“We need to make sure our next attorney general has as much zeal as our current one on these issues,” Silverman said. “I am going to miss Karl Racine.”
Her eagerness to defend Racine’s record on the matter produced one of the rare clashes of the entire evening.
As fellow at-large hopeful and longtime D.C. government staffer Karim Marshall noted the $10 million settlement equates to “a rounding error given the amount these buildings make over the course of a year,” and pushed for “real consequences” for companies caught in housing discrimination cases, Silverman began interrupting him, sans microphone. She responded that the executives behind the offending companies will be banned from owning real estate companies in the city as part of the settlement agreement, and Barry will be forced to give up her real estate license for the next 15 years.
Marshall and Silverman went back and forth for a bit before she relented. Marshall told her, to “stop, dude, you’re being mad rude,” and that admonishment seemed to finally convince her to let him finish his point. He went on to explain that he favored “asset forfeiture” as the appropriate remedy in such cases.
“We need to look at their properties as things we can take and use for the greater good,” Marshall said. “We need to make sure a company like this can’t just shutter and form a new LLC and start doing business again.”
That bit of tension aside, Silverman’s close embrace of Racine is strategic as the race gets down to the wire. Racine is an obvious favorite of D.C.’s left flank, whose support she’ll need to consolidate if she hopes to survive McDuffie’s challenge (and stay ahead of newcomers like Marshall and the Post-endorsed Graham McLaughlin). Racine has shown some evidence of broader, city-wide popularity, too, given his propensity for high-profile lawsuits during the Trump years. And he famously took great joy in scoring more votes than Bowser when they were both on the ballot in the 2018 general election, so it’s not the worst idea for Silverman to stick close by as she runs her own citywide race.

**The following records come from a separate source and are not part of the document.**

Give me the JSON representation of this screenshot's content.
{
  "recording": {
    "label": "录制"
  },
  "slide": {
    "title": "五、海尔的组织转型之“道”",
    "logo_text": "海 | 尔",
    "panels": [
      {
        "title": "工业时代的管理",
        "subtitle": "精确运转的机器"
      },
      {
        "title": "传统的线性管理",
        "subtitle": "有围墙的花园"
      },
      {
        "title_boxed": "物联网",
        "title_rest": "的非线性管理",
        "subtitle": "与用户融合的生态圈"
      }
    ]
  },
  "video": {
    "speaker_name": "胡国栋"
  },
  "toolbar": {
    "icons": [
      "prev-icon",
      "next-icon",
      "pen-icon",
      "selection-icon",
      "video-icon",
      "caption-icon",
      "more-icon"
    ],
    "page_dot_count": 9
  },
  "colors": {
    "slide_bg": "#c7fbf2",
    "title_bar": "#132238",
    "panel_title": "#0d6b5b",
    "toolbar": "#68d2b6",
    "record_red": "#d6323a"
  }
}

Bowser, by contrast, has stayed conspicuously out of the race, offering some implicit support for Bonds and McDuffie, but nothing compared to her vocal boosting of Dionne Bussey-Reeder challenge to Silverman four years ago. Could Racine’s aggressive advocacy in her absence help Silverman stay put? Just two-and-a-half weeks left to find out.